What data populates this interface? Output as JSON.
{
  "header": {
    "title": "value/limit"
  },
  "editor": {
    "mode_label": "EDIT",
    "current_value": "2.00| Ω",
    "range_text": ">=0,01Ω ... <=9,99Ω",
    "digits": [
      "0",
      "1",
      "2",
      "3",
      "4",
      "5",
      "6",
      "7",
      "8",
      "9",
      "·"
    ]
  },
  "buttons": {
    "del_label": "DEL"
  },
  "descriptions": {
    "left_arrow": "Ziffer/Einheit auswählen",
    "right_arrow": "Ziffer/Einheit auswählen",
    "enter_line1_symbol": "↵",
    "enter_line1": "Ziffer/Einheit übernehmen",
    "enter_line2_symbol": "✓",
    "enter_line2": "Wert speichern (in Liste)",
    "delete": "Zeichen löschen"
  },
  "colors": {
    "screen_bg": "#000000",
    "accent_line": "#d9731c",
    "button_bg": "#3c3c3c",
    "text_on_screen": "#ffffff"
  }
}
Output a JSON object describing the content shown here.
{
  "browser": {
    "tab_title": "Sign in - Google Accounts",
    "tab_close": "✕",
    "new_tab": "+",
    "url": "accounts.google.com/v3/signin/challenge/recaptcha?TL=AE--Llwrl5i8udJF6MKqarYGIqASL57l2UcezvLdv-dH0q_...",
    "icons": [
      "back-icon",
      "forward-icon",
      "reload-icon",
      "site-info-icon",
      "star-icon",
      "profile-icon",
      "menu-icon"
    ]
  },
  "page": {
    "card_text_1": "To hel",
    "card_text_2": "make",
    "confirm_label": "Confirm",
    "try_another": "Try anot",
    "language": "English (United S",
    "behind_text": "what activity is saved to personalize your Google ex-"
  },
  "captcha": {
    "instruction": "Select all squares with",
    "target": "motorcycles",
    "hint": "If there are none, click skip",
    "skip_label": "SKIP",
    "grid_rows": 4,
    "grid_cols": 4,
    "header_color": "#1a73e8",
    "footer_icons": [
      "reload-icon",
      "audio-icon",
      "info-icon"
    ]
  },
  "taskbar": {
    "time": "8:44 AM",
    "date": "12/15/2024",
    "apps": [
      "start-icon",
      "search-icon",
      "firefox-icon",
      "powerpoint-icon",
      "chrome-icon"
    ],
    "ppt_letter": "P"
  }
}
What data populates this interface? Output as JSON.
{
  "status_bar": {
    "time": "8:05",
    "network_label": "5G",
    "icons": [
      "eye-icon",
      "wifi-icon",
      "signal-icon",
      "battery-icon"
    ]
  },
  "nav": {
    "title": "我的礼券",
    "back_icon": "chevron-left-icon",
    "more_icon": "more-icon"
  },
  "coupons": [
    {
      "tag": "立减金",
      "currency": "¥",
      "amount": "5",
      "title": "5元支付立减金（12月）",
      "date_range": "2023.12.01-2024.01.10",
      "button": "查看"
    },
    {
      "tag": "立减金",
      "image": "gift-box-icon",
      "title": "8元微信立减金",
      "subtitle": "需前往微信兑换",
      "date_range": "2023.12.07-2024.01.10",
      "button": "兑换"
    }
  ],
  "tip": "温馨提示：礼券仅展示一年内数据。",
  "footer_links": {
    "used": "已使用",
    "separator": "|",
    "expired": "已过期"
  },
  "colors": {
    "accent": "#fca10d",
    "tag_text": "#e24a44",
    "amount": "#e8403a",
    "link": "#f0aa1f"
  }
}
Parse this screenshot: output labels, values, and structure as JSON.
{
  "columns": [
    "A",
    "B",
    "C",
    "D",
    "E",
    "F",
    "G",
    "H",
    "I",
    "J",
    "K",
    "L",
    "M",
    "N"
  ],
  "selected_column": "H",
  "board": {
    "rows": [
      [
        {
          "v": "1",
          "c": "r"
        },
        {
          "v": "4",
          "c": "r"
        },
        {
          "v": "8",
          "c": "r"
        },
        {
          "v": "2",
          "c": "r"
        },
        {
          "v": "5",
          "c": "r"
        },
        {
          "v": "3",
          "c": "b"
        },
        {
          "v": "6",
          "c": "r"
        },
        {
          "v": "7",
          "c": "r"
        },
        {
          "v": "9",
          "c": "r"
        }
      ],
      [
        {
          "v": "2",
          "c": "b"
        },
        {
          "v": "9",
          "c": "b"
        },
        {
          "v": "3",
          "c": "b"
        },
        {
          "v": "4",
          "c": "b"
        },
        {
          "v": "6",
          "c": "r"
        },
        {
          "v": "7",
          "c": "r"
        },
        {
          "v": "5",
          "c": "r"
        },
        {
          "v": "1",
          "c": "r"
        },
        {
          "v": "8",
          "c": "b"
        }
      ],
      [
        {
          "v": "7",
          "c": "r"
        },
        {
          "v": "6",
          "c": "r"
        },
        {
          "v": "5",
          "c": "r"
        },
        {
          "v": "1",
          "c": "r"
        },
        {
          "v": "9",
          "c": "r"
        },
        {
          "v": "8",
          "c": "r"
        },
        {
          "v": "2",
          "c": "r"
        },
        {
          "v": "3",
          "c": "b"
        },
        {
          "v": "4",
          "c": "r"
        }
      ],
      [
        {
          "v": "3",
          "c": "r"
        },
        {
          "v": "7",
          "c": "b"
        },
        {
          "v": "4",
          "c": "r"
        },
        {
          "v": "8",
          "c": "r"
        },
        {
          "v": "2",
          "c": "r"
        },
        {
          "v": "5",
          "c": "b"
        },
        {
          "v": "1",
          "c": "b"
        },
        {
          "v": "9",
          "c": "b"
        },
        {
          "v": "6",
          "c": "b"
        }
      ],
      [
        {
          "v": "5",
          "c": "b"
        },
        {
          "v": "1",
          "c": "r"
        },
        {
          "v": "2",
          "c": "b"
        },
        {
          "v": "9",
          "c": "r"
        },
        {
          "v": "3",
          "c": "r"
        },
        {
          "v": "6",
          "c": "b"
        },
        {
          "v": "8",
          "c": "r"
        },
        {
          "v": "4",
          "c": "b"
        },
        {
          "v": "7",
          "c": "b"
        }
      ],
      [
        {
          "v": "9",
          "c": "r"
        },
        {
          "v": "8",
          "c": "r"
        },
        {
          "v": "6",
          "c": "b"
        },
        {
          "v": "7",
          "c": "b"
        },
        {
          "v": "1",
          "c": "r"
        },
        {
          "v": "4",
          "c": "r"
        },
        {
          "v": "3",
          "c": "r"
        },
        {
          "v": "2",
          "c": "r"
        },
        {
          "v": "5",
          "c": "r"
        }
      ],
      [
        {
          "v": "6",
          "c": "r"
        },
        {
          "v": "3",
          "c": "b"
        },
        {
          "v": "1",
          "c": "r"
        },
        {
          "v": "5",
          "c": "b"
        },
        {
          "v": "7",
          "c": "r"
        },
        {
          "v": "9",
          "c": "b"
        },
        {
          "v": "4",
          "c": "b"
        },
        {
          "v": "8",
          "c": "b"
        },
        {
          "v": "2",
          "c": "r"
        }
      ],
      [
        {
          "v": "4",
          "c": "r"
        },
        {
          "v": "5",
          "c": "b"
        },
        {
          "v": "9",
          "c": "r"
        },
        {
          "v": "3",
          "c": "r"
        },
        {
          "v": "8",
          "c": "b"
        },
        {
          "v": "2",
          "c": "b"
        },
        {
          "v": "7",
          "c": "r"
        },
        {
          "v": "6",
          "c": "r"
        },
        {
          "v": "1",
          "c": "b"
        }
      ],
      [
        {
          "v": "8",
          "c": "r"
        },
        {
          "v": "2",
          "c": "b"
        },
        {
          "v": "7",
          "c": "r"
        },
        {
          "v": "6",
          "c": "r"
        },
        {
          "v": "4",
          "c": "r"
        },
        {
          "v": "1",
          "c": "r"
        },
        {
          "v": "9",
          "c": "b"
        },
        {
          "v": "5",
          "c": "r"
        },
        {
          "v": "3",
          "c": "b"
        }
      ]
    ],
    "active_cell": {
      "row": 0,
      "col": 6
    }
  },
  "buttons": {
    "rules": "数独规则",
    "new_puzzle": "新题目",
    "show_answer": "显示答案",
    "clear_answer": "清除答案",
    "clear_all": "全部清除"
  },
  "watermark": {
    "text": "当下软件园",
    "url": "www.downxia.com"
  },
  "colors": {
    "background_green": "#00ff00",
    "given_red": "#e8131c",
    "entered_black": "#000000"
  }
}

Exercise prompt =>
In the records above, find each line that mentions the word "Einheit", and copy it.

Response to this exercise =>
    "left_arrow": "Ziffer/Einheit auswählen",
    "right_arrow": "Ziffer/Einheit auswählen",
    "enter_line1": "Ziffer/Einheit übernehmen",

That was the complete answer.